----- GIVEN ENTRIES -----

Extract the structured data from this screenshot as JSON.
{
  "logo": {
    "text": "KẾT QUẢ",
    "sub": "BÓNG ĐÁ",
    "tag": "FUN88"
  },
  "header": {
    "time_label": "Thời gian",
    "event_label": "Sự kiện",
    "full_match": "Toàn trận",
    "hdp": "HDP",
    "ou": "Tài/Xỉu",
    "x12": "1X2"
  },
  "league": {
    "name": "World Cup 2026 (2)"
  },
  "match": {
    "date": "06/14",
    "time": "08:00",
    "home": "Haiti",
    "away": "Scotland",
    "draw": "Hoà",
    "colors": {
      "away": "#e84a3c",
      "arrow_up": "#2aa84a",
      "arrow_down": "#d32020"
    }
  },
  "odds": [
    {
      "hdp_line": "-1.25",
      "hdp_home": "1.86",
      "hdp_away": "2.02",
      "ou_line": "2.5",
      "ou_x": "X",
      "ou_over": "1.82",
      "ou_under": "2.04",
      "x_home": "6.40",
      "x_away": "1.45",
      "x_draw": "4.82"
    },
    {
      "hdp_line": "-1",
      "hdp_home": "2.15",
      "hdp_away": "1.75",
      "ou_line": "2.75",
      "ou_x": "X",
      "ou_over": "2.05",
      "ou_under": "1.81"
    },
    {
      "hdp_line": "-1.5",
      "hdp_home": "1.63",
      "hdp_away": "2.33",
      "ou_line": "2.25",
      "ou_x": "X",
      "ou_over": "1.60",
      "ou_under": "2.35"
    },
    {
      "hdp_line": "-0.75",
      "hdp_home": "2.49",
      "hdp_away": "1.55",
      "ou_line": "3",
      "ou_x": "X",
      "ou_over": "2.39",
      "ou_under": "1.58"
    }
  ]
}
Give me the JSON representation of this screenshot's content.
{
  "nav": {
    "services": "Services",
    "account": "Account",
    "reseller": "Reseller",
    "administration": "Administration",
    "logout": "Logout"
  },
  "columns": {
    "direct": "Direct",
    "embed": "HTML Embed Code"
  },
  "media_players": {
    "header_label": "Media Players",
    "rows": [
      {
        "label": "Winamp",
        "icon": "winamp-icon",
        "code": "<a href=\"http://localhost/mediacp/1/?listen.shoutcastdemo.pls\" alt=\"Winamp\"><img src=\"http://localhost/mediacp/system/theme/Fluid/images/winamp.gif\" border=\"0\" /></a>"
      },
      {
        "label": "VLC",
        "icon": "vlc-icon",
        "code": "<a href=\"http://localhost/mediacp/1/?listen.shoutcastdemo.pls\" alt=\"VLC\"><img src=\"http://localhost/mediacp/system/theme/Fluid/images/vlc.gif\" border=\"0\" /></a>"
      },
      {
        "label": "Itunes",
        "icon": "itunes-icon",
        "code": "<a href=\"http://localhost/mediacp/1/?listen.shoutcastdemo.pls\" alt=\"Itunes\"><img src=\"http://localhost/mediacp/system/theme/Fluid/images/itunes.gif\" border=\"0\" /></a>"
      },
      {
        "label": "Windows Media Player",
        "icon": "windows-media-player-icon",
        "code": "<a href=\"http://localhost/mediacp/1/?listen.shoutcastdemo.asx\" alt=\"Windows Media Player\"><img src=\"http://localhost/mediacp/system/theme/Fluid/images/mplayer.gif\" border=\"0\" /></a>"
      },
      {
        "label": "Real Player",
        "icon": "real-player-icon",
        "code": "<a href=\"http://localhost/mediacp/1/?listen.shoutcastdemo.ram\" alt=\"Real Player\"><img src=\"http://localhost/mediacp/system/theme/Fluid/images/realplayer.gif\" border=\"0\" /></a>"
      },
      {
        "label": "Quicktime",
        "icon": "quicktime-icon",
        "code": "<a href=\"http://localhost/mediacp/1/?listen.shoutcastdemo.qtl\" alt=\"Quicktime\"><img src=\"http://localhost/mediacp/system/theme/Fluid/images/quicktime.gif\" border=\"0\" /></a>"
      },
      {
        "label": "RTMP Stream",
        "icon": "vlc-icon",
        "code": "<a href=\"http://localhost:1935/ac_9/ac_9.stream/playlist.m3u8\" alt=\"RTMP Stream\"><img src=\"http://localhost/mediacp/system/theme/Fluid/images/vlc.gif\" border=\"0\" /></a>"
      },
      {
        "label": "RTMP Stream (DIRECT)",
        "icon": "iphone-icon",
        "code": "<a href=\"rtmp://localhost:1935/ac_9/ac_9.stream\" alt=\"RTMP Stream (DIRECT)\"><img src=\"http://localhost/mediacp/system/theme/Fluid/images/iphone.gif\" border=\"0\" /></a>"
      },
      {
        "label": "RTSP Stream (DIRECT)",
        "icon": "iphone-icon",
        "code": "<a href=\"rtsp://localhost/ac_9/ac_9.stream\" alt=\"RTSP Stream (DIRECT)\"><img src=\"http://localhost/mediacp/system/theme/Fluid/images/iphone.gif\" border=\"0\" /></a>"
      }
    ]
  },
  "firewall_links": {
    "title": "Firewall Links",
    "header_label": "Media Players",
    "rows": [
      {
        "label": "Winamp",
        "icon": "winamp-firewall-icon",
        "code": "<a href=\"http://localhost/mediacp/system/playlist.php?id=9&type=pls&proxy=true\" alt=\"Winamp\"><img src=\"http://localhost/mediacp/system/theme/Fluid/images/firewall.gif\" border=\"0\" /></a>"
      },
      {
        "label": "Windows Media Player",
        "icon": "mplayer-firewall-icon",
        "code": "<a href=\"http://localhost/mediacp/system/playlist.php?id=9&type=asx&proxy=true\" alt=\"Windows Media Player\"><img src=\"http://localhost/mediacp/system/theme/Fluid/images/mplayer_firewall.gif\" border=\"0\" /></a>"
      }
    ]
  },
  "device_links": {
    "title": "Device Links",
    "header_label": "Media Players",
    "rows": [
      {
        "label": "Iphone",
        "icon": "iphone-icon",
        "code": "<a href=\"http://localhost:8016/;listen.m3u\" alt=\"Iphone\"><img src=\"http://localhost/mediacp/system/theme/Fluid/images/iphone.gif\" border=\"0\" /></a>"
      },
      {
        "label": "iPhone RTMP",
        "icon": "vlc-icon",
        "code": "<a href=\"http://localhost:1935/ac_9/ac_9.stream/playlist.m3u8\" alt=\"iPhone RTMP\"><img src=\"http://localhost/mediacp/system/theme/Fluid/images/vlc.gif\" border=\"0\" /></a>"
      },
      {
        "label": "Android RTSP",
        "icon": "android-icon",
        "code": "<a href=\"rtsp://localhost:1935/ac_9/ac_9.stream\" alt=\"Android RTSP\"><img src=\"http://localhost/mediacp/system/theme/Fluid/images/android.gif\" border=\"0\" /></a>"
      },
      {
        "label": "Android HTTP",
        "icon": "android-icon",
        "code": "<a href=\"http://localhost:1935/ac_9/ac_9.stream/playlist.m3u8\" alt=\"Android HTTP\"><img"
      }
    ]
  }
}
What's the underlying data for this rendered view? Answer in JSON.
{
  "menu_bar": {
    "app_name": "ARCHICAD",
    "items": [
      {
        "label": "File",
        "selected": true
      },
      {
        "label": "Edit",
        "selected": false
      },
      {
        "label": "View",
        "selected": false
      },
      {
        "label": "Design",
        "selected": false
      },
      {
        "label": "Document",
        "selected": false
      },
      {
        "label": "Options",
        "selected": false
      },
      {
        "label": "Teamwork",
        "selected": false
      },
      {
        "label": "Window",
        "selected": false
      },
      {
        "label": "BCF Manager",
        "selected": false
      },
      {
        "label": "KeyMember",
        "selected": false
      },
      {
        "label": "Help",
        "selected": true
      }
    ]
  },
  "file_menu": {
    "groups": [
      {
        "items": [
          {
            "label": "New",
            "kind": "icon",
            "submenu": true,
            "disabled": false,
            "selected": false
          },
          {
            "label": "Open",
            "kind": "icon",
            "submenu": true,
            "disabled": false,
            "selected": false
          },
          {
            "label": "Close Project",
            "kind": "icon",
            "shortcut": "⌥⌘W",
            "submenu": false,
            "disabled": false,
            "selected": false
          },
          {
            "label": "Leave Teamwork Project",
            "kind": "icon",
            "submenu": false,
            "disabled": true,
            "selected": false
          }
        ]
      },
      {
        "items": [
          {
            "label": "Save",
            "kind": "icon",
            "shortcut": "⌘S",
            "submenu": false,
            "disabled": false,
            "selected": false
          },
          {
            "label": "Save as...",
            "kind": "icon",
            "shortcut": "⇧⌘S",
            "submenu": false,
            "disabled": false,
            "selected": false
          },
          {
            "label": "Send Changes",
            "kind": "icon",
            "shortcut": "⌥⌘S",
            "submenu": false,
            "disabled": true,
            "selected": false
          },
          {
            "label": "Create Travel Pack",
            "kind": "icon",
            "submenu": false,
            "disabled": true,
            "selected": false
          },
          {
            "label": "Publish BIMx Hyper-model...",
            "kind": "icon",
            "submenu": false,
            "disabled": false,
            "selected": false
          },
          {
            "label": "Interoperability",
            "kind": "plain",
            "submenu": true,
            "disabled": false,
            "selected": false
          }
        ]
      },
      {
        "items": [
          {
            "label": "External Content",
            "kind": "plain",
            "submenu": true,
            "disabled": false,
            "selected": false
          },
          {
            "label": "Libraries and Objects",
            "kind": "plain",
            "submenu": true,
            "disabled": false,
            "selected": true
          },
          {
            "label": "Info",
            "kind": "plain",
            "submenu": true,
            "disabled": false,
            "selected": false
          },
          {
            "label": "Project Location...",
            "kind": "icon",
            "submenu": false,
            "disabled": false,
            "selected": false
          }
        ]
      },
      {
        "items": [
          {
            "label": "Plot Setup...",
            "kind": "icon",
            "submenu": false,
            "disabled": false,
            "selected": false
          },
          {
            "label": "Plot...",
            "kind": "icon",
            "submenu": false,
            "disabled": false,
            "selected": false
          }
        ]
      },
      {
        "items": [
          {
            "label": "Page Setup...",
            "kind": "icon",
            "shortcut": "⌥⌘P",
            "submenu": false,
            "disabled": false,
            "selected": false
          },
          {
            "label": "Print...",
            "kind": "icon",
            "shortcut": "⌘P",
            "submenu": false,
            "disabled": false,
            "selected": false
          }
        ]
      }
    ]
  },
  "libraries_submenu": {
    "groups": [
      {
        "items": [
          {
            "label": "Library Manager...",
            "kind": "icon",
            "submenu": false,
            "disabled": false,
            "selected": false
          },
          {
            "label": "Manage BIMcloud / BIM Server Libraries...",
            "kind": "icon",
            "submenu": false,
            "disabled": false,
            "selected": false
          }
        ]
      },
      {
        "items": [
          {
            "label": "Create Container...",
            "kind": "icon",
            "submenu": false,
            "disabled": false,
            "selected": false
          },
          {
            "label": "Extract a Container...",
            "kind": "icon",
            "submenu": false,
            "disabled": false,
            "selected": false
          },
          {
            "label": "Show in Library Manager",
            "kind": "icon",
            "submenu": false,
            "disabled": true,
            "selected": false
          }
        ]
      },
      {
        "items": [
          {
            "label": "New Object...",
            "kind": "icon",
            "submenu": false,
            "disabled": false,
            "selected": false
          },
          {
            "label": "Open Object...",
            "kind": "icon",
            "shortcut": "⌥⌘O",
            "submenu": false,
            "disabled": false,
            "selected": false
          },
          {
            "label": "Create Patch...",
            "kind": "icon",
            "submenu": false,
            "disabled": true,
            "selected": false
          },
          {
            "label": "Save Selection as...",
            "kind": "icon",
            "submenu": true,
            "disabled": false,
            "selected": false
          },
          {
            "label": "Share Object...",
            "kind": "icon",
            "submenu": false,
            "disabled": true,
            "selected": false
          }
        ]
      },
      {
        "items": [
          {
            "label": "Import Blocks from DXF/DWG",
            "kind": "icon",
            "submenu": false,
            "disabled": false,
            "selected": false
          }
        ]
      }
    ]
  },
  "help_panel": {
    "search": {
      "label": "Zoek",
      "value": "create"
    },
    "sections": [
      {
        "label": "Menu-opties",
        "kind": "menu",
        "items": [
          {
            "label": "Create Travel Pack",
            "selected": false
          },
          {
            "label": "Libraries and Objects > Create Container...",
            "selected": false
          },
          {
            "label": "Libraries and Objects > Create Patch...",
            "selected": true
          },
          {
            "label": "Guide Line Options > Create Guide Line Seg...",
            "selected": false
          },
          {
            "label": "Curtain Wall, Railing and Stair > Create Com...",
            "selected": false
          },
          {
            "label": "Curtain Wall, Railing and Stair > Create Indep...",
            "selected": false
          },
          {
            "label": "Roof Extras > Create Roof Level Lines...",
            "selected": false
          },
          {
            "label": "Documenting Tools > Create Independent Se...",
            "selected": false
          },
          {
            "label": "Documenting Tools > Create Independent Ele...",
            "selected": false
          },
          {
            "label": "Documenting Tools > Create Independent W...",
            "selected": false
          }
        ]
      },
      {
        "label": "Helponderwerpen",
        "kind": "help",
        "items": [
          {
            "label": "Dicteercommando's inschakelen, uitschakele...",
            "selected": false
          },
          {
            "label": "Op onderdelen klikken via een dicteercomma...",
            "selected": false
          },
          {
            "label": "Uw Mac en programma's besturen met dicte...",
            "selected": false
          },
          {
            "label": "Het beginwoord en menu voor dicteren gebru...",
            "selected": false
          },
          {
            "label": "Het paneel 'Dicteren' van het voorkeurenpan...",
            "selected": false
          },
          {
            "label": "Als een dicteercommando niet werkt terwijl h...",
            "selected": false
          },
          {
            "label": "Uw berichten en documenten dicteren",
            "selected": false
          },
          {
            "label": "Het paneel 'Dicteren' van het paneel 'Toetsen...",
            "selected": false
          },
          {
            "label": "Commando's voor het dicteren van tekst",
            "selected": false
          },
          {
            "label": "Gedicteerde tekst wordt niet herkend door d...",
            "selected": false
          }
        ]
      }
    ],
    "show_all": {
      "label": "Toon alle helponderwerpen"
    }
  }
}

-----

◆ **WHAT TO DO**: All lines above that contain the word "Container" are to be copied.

◆ **ANSWER FOR THIS EXERCISE**:
            "label": "Create Container...",
            "label": "Extract a Container...",
            "label": "Libraries and Objects > Create Container...",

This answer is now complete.